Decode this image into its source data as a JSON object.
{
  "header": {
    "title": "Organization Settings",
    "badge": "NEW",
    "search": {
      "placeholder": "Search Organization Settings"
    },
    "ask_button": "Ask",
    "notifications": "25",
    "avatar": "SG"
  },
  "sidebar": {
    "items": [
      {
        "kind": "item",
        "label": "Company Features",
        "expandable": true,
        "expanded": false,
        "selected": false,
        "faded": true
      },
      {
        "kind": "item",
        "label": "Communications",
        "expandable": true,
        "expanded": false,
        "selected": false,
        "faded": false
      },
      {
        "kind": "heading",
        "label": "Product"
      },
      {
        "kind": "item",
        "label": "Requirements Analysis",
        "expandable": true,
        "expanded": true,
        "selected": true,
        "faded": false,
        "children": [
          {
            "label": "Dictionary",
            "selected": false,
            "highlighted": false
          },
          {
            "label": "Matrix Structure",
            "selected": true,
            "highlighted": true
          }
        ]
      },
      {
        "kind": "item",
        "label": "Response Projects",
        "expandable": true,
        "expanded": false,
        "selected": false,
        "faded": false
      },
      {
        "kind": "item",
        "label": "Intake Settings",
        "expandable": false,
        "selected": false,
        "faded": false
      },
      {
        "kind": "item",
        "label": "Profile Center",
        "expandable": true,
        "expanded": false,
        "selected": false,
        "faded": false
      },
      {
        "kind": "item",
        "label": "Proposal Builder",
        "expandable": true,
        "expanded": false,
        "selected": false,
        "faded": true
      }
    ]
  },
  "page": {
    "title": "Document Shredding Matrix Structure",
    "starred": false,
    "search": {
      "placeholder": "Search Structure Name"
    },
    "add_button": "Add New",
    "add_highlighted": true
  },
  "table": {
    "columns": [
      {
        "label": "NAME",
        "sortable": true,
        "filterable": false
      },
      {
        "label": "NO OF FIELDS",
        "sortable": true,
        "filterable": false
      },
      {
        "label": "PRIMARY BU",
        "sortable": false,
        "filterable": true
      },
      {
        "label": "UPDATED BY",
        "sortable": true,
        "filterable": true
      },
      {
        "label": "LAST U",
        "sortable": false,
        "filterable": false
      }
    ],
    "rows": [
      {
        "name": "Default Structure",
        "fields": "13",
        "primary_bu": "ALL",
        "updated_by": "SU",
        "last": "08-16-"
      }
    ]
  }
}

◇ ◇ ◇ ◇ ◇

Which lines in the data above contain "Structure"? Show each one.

            "label": "Matrix Structure",
    "title": "Document Shredding Matrix Structure",
      "placeholder": "Search Structure Name"
        "name": "Default Structure",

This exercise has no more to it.